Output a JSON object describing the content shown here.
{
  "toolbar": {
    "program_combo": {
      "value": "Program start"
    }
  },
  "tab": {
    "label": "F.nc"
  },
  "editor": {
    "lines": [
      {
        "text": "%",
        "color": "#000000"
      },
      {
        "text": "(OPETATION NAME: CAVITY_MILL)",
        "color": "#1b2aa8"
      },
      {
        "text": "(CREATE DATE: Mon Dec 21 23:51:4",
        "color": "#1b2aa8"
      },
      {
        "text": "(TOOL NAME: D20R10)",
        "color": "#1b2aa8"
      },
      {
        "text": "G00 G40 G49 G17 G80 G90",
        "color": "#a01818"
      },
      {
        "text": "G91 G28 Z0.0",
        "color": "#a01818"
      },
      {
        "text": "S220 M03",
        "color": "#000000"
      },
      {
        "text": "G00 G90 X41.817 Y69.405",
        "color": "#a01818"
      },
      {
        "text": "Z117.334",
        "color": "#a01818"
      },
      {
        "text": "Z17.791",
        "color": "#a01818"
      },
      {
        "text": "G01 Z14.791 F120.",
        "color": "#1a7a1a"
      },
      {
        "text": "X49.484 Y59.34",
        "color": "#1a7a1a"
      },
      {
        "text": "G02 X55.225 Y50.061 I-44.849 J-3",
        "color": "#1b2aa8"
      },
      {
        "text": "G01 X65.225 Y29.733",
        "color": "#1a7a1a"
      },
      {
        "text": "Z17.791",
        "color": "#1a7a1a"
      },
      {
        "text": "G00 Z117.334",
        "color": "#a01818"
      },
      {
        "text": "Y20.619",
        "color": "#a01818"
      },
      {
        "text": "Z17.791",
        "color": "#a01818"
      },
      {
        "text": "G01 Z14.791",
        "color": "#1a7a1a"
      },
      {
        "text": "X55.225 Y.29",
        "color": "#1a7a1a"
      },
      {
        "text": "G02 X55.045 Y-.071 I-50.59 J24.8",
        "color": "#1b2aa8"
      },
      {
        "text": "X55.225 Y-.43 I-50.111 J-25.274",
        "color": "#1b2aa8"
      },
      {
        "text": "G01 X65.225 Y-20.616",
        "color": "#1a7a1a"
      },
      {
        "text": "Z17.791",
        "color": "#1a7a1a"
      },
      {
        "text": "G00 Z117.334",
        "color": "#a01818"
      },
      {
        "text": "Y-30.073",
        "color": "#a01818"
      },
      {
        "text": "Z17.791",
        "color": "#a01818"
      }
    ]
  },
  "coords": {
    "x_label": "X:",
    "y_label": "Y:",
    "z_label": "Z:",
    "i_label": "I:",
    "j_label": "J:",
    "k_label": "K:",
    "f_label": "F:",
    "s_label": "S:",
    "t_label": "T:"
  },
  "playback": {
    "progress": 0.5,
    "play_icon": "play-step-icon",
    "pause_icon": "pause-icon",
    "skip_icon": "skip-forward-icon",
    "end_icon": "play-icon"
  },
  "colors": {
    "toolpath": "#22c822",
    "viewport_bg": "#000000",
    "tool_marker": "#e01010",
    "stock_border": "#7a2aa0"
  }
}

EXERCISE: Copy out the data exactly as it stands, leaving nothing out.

WRITTEN REPLY:
Output a JSON object describing the content shown here.
{
  "toolbar": {
    "program_combo": {
      "value": "Program start"
    }
  },
  "tab": {
    "label": "F.nc"
  },
  "editor": {
    "lines": [
      {
        "text": "%",
        "color": "#000000"
      },
      {
        "text": "(OPETATION NAME: CAVITY_MILL)",
        "color": "#1b2aa8"
      },
      {
        "text": "(CREATE DATE: Mon Dec 21 23:51:4",
        "color": "#1b2aa8"
      },
      {
        "text": "(TOOL NAME: D20R10)",
        "color": "#1b2aa8"
      },
      {
        "text": "G00 G40 G49 G17 G80 G90",
        "color": "#a01818"
      },
      {
        "text": "G91 G28 Z0.0",
        "color": "#a01818"
      },
      {
        "text": "S220 M03",
        "color": "#000000"
      },
      {
        "text": "G00 G90 X41.817 Y69.405",
        "color": "#a01818"
      },
      {
        "text": "Z117.334",
        "color": "#a01818"
      },
      {
        "text": "Z17.791",
        "color": "#a01818"
      },
      {
        "text": "G01 Z14.791 F120.",
        "color": "#1a7a1a"
      },
      {
        "text": "X49.484 Y59.34",
        "color": "#1a7a1a"
      },
      {
        "text": "G02 X55.225 Y50.061 I-44.849 J-3",
        "color": "#1b2aa8"
      },
      {
        "text": "G01 X65.225 Y29.733",
        "color": "#1a7a1a"
      },
      {
        "text": "Z17.791",
        "color": "#1a7a1a"
      },
      {
        "text": "G00 Z117.334",
        "color": "#a01818"
      },
      {
        "text": "Y20.619",
        "color": "#a01818"
      },
      {
        "text": "Z17.791",
        "color": "#a01818"
      },
      {
        "text": "G01 Z14.791",
        "color": "#1a7a1a"
      },
      {
        "text": "X55.225 Y.29",
        "color": "#1a7a1a"
      },
      {
        "text": "G02 X55.045 Y-.071 I-50.59 J24.8",
        "color": "#1b2aa8"
      },
      {
        "text": "X55.225 Y-.43 I-50.111 J-25.274",
        "color": "#1b2aa8"
      },
      {
        "text": "G01 X65.225 Y-20.616",
        "color": "#1a7a1a"
      },
      {
        "text": "Z17.791",
        "color": "#1a7a1a"
      },
      {
        "text": "G00 Z117.334",
        "color": "#a01818"
      },
      {
        "text": "Y-30.073",
        "color": "#a01818"
      },
      {
        "text": "Z17.791",
        "color": "#a01818"
      }
    ]
  },
  "coords": {
    "x_label": "X:",
    "y_label": "Y:",
    "z_label": "Z:",
    "i_label": "I:",
    "j_label": "J:",
    "k_label": "K:",
    "f_label": "F:",
    "s_label": "S:",
    "t_label": "T:"
  },
  "playback": {
    "progress": 0.5,
    "play_icon": "play-step-icon",
    "pause_icon": "pause-icon",
    "skip_icon": "skip-forward-icon",
    "end_icon": "play-icon"
  },
  "colors": {
    "toolpath": "#22c822",
    "viewport_bg": "#000000",
    "tool_marker": "#e01010",
    "stock_border": "#7a2aa0"
  }
}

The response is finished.